Ladder strategy

Also found in: Wikipedia.

Ladder strategy

A bond portfolio construction strategy that invests approximately equal amounts in every maturity within a given range.

Ladder Strategy

An investment strategy in which one invests in several securities with different maturities. When the first one matures, the yield may or may not be used to buy another security. It is used most often with bonds and certificates of deposit. Laddering protects the investor from interest rate risk by locking in interest rates at once.

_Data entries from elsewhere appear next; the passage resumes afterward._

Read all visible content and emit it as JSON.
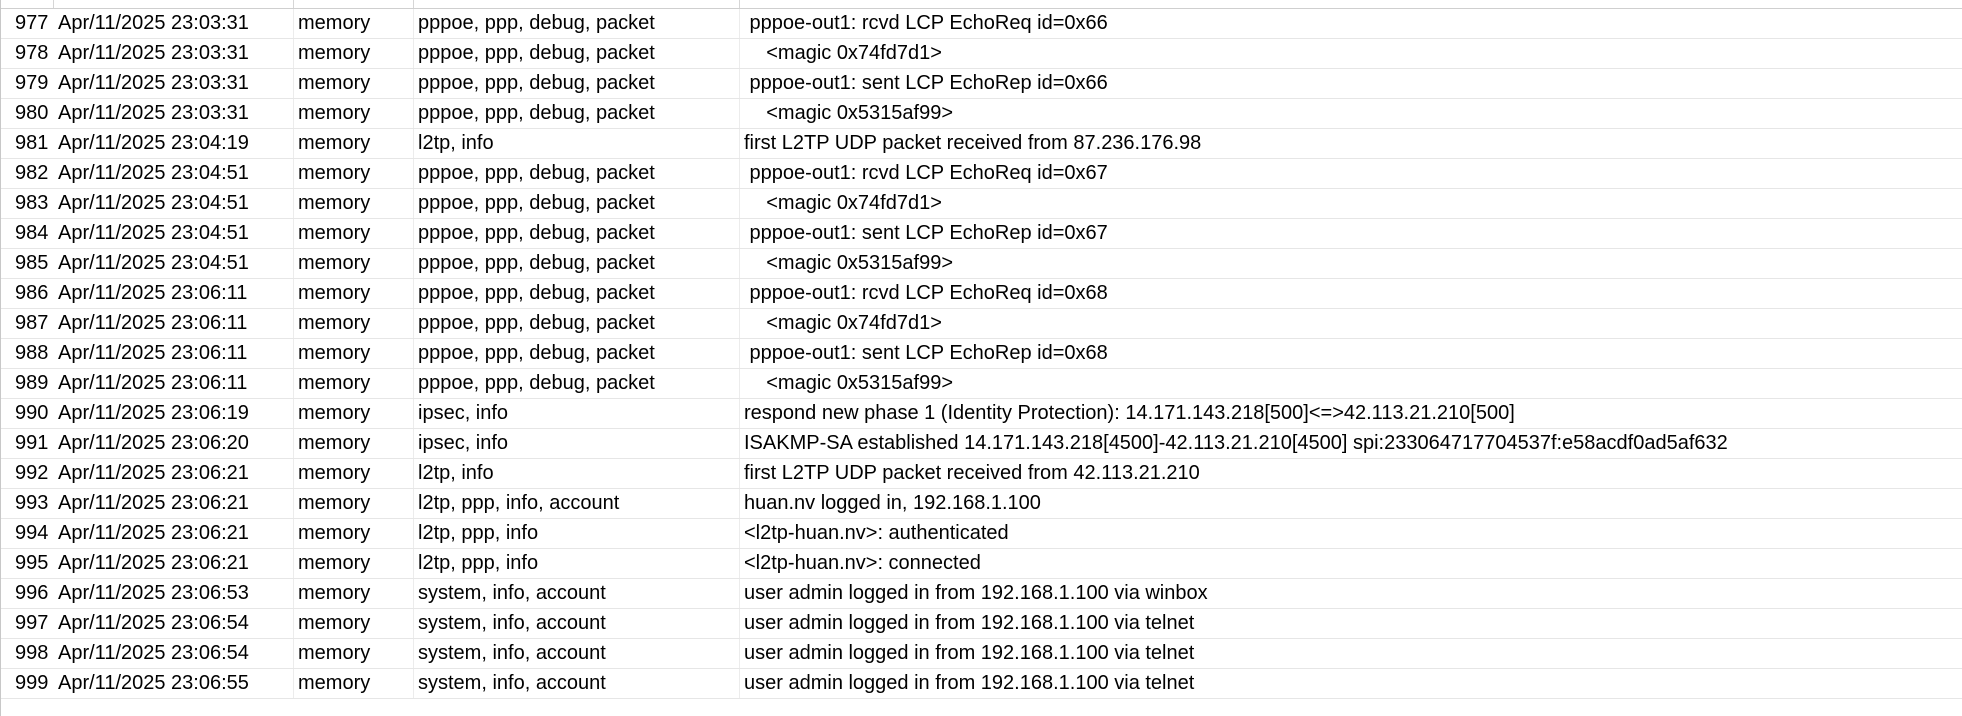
{
  "log_rows": [
    {
      "id": "977",
      "time": "Apr/11/2025 23:03:31",
      "buffer": "memory",
      "topics": "pppoe, ppp, debug, packet",
      "message": " pppoe-out1: rcvd LCP EchoReq id=0x66"
    },
    {
      "id": "978",
      "time": "Apr/11/2025 23:03:31",
      "buffer": "memory",
      "topics": "pppoe, ppp, debug, packet",
      "message": "    <magic 0x74fd7d1>"
    },
    {
      "id": "979",
      "time": "Apr/11/2025 23:03:31",
      "buffer": "memory",
      "topics": "pppoe, ppp, debug, packet",
      "message": " pppoe-out1: sent LCP EchoRep id=0x66"
    },
    {
      "id": "980",
      "time": "Apr/11/2025 23:03:31",
      "buffer": "memory",
      "topics": "pppoe, ppp, debug, packet",
      "message": "    <magic 0x5315af99>"
    },
    {
      "id": "981",
      "time": "Apr/11/2025 23:04:19",
      "buffer": "memory",
      "topics": "l2tp, info",
      "message": "first L2TP UDP packet received from 87.236.176.98"
    },
    {
      "id": "982",
      "time": "Apr/11/2025 23:04:51",
      "buffer": "memory",
      "topics": "pppoe, ppp, debug, packet",
      "message": " pppoe-out1: rcvd LCP EchoReq id=0x67"
    },
    {
      "id": "983",
      "time": "Apr/11/2025 23:04:51",
      "buffer": "memory",
      "topics": "pppoe, ppp, debug, packet",
      "message": "    <magic 0x74fd7d1>"
    },
    {
      "id": "984",
      "time": "Apr/11/2025 23:04:51",
      "buffer": "memory",
      "topics": "pppoe, ppp, debug, packet",
      "message": " pppoe-out1: sent LCP EchoRep id=0x67"
    },
    {
      "id": "985",
      "time": "Apr/11/2025 23:04:51",
      "buffer": "memory",
      "topics": "pppoe, ppp, debug, packet",
      "message": "    <magic 0x5315af99>"
    },
    {
      "id": "986",
      "time": "Apr/11/2025 23:06:11",
      "buffer": "memory",
      "topics": "pppoe, ppp, debug, packet",
      "message": " pppoe-out1: rcvd LCP EchoReq id=0x68"
    },
    {
      "id": "987",
      "time": "Apr/11/2025 23:06:11",
      "buffer": "memory",
      "topics": "pppoe, ppp, debug, packet",
      "message": "    <magic 0x74fd7d1>"
    },
    {
      "id": "988",
      "time": "Apr/11/2025 23:06:11",
      "buffer": "memory",
      "topics": "pppoe, ppp, debug, packet",
      "message": " pppoe-out1: sent LCP EchoRep id=0x68"
    },
    {
      "id": "989",
      "time": "Apr/11/2025 23:06:11",
      "buffer": "memory",
      "topics": "pppoe, ppp, debug, packet",
      "message": "    <magic 0x5315af99>"
    },
    {
      "id": "990",
      "time": "Apr/11/2025 23:06:19",
      "buffer": "memory",
      "topics": "ipsec, info",
      "message": "respond new phase 1 (Identity Protection): 14.171.143.218[500]<=>42.113.21.210[500]"
    },
    {
      "id": "991",
      "time": "Apr/11/2025 23:06:20",
      "buffer": "memory",
      "topics": "ipsec, info",
      "message": "ISAKMP-SA established 14.171.143.218[4500]-42.113.21.210[4500] spi:233064717704537f:e58acdf0ad5af632"
    },
    {
      "id": "992",
      "time": "Apr/11/2025 23:06:21",
      "buffer": "memory",
      "topics": "l2tp, info",
      "message": "first L2TP UDP packet received from 42.113.21.210"
    },
    {
      "id": "993",
      "time": "Apr/11/2025 23:06:21",
      "buffer": "memory",
      "topics": "l2tp, ppp, info, account",
      "message": "huan.nv logged in, 192.168.1.100"
    },
    {
      "id": "994",
      "time": "Apr/11/2025 23:06:21",
      "buffer": "memory",
      "topics": "l2tp, ppp, info",
      "message": "<l2tp-huan.nv>: authenticated"
    },
    {
      "id": "995",
      "time": "Apr/11/2025 23:06:21",
      "buffer": "memory",
      "topics": "l2tp, ppp, info",
      "message": "<l2tp-huan.nv>: connected"
    },
    {
      "id": "996",
      "time": "Apr/11/2025 23:06:53",
      "buffer": "memory",
      "topics": "system, info, account",
      "message": "user admin logged in from 192.168.1.100 via winbox"
    },
    {
      "id": "997",
      "time": "Apr/11/2025 23:06:54",
      "buffer": "memory",
      "topics": "system, info, account",
      "message": "user admin logged in from 192.168.1.100 via telnet"
    },
    {
      "id": "998",
      "time": "Apr/11/2025 23:06:54",
      "buffer": "memory",
      "topics": "system, info, account",
      "message": "user admin logged in from 192.168.1.100 via telnet"
    },
    {
      "id": "999",
      "time": "Apr/11/2025 23:06:55",
      "buffer": "memory",
      "topics": "system, info, account",
      "message": "user admin logged in from 192.168.1.100 via telnet"
    }
  ]
}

Suppose one does not use laddering: one may invest $30,000 in a five-year bond with a 4% coupon. When the bond matures, prevailing interest rates may have dropped to 2%, making it impossible to achieve the same profit reinvesting in the same type of bond. Had this investor used laddering, he/she would have put, say, $10,000 into three bonds: a five-year bond at 4%, a seven-year bond at 5.5%, and a 10-year bond at 6%. That way, if prevailing interest rates drop to 2% in five years, this only affects the reinvestment of one third of the initial $30,000 investment. This practice is also called staggering maturities or liquidity diversification.
References in periodicals archive ?
CINCINNATI -- In yesterday's edition of Advanced Options, we analyzed a way to make money on a stock's momentum with the short put ladder strategy.
CINCINNATI -- In yesterday's edition of Advanced Options, we learned how to prosper from apathetic price action utilizing the long put ladder strategy.